All right, raise your hands if you thought the New York Jets were dead.
For those of you guilty, detention. Report after school for hours of film from the Jets 2009 and 2010 seasons.
Maybe then you'll see what you hopefully knew coming into this year and should have never forgotten, even after the apparent disaster of a 2-3 start.
The Jets are resilient. They're tough. They're well-coached when it's most important to be. Sometimes they win games and look good. Sometimes they win games and look lucky. But they win.
And because of that, they're still entrenched on the New England Patriots' "teams to fear" list, regarding an attempted run through the AFC playoffs.
Bill Murray must be behind the scenes somewhere. This is the NFL's equivalent to "Groundhog Day."
On Nov. 22, 2009, the Jets lost to New England, 31-14 to fall to 4-6. They were dead. Then they weren't. They won five of the last six games and rolled to the AFC Championship Game in January. They were a better team at that point than was New England, the AFC East Champion busy licking its wounds after a divisional round shellacking by the Baltimore Ravens.
On Dec. 12 of last year, the Jets lost at home to Miami, 10-6, after getting destroyed in New England, 45-3. They were 9-4 and playoff-bound, but as a dysfunctional sixth seed with no playoff potential.
Wrong.
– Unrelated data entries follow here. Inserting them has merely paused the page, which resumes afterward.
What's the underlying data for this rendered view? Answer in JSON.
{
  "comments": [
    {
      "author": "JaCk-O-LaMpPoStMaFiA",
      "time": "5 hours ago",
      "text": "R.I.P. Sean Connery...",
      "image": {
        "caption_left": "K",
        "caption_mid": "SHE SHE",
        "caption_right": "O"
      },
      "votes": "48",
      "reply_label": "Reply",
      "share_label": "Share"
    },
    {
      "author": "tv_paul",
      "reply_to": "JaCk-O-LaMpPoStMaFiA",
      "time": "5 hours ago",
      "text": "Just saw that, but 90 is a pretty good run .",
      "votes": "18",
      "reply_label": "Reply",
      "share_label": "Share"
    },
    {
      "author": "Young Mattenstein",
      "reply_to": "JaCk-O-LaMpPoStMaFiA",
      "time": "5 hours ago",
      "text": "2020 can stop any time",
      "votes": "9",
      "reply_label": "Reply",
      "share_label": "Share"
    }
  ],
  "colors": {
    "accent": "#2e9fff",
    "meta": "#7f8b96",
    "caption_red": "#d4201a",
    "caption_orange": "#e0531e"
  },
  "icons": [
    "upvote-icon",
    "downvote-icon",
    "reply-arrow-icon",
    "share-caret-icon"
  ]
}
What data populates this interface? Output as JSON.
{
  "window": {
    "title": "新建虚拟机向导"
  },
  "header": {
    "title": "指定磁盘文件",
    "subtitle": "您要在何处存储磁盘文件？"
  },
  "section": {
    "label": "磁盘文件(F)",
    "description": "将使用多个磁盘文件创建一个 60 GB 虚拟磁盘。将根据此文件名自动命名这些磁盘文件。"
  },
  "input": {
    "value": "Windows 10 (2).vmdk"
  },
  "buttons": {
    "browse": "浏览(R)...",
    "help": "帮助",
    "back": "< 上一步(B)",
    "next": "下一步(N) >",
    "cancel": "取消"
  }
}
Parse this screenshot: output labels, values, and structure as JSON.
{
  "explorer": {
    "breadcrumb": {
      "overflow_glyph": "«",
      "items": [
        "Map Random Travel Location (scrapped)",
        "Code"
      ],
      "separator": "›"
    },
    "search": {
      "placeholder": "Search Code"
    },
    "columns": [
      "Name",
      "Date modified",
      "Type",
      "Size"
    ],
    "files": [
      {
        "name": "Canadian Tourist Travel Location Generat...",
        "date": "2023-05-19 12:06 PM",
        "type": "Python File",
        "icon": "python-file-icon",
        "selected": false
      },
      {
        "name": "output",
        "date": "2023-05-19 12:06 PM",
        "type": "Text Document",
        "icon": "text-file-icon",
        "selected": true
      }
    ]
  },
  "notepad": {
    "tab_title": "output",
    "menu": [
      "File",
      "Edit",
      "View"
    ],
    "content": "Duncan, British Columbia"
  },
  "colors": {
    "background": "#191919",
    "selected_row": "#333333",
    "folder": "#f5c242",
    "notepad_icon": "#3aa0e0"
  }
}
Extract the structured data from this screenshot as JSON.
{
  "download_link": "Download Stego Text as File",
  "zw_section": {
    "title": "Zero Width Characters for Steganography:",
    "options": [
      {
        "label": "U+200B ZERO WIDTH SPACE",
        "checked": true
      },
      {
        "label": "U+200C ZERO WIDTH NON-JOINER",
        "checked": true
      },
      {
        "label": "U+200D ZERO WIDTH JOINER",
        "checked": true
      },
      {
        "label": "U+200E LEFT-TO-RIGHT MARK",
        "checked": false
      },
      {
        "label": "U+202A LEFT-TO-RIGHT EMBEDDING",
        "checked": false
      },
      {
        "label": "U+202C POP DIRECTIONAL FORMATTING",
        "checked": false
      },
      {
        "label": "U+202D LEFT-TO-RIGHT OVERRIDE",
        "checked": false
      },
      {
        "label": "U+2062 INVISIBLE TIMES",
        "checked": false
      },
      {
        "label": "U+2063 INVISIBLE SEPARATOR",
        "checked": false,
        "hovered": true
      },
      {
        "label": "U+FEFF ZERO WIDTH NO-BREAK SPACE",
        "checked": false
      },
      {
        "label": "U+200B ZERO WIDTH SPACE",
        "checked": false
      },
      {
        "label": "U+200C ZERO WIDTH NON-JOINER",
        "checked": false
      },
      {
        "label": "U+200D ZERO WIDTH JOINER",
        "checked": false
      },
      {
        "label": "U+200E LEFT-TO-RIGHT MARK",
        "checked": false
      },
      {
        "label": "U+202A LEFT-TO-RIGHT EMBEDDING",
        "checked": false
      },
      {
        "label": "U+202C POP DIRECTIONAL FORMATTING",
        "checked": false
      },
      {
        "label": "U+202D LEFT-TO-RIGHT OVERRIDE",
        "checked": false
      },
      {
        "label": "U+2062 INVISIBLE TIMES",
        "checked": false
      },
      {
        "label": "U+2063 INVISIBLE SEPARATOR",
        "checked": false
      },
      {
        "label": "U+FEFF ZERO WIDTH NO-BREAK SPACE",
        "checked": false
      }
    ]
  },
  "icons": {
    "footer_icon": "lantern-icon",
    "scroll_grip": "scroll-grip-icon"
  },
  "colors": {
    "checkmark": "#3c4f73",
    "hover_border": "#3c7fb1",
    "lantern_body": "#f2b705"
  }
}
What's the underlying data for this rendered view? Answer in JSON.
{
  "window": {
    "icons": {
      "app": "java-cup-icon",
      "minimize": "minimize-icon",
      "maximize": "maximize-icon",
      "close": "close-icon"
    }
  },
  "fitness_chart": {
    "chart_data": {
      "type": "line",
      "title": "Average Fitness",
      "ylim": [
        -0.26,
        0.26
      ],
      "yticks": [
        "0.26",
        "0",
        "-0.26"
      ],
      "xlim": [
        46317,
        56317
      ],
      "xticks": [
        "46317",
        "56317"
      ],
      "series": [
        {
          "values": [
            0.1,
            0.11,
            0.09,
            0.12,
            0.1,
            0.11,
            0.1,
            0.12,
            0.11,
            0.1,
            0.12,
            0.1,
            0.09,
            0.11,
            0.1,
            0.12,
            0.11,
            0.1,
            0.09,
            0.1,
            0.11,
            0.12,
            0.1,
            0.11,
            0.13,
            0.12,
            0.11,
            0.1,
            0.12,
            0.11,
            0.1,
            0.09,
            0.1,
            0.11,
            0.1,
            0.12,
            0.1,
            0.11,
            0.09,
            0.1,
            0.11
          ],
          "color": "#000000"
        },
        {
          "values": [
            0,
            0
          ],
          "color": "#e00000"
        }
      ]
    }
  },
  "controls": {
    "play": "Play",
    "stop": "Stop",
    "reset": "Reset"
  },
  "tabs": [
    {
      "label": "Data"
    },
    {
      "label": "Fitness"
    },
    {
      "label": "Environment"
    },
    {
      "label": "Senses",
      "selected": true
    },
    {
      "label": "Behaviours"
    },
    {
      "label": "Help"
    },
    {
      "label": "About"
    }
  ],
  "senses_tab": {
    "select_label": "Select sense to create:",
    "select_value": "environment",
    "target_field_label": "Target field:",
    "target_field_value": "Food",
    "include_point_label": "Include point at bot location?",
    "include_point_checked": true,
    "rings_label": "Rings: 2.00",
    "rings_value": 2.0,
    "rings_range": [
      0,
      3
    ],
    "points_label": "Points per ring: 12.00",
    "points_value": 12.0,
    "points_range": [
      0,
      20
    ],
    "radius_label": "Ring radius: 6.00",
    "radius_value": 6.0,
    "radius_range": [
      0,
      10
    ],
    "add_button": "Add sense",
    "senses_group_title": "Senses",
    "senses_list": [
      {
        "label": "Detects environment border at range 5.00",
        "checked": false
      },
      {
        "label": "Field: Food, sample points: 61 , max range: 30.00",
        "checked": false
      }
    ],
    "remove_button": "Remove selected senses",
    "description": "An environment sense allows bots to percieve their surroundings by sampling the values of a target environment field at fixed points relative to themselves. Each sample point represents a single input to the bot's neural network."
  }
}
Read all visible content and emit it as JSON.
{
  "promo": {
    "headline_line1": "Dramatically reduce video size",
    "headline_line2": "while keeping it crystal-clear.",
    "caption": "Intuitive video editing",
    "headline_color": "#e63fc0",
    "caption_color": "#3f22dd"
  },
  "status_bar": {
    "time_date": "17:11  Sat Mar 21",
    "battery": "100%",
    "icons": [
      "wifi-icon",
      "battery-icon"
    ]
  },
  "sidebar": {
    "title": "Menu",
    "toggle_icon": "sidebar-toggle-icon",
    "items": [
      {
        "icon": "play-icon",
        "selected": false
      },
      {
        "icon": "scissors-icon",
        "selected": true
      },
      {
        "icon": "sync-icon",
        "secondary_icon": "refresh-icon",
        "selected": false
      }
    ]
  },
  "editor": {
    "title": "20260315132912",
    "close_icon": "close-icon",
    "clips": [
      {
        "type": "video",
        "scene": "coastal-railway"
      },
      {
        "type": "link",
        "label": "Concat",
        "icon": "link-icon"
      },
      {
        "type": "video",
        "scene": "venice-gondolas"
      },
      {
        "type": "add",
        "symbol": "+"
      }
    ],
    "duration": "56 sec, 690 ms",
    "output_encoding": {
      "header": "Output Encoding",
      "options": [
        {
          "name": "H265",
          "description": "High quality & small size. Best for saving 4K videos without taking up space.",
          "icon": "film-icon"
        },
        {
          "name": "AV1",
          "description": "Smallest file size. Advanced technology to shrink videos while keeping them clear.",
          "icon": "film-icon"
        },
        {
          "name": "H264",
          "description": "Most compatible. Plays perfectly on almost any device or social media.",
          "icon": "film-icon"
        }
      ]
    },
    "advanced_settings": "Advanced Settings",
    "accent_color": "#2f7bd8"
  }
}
The Jets smacked the Patriots in the mouth in a rematch and carried on, again, to the AFC championship game.
Eight days ago, the Jets were 2-3, on a three-game losing streak, suffering from major locker room issues, unable to run the ball or complete a pass beyond the sticks and trailing 3-0 to the winless Miami Dolphins, who were in the red zone and looking to make it 10-0. Surely, finally, at long last, the Jets were ready to be finished off, sabotaged by another bad start.
Wrong. The Jets are back, courtesy of yet another one of their ugly, cheap, flukey, masterful getaways against San Diego. They're 4-3, and unfortunately for New England, they're not going away.
They've put themselves in position where, if they split against Buffalo and beat New England at the Meadowlands (where they've won the past two years), they have a good chance at a 10-6 record and place in the postseason.
It's bad news for the Patriots, but not because they're better than New England. Stop me if you've heard this one, but the Patriots are the better team. They're deeper, they have the better quarterback, they've been the better rushing team, they're a far better offensive team, they've been better against the run and they have the coaching advantage.
But the Jets have two advantages that become key in the playoffs. They have the better defense overall. And they're much better at getting the Patriots to play their way than the other way around.
The Jets aren't the tough matchup the way the Pittsburgh Steelers and the Ravens would be. Those teams are right up there with the Patriots. Put the Patriots and Steelers on the field, line them up and it's anyone's guess who wins. It's the same with Baltimore. On paper and between the sidelines, it's pretty even.
It's not that way against the Jets. The Patriots have the clear advantages, but, as they do against everyone, the Jets boil the game down. Rex Ryan is the best in the league at handling Tom Brady. He takes away Brady's ability to destroy the Jets and makes him kill them gradually in a slow-paced, physical game, the kind where a fluke bounce or missed opportunity determines the winner.
In other words, the kind of game the Jets love.
It's not all bad news for the Patriots, however. Far from it. After all, Bill Belichick's men found the antidote in Week 5, when the Jets tried to pull the same tactic and the Patriots rendered it useless by running the ball effectively and often.
It's hard to win a physical, gritty game when you're the second-most physical and gritty team on the field. Call it an NFL rule of thumb.
The Patriots found what could be the answer to their Jets woes in that victory. Ryan's scheme can't stop the Patriots. Not the Week 5 Patriots, at least. Ryan makes you change your style to beat him, which these Patriots did. Rex's scheme stops you if you stubbornly do one thing over and over. When New England passed, passed and passed in January, Rex stopped New England.
If the Patriots remember that and dedicate themselves to staying balanced, they'll be able to handle whatever challenge Ryan throws at them. It could happen as soon as three weekends from now, when they travel to the Meadowlands.
Imagine that. If the Patriots got a win in that game, then the Jets would really be done for.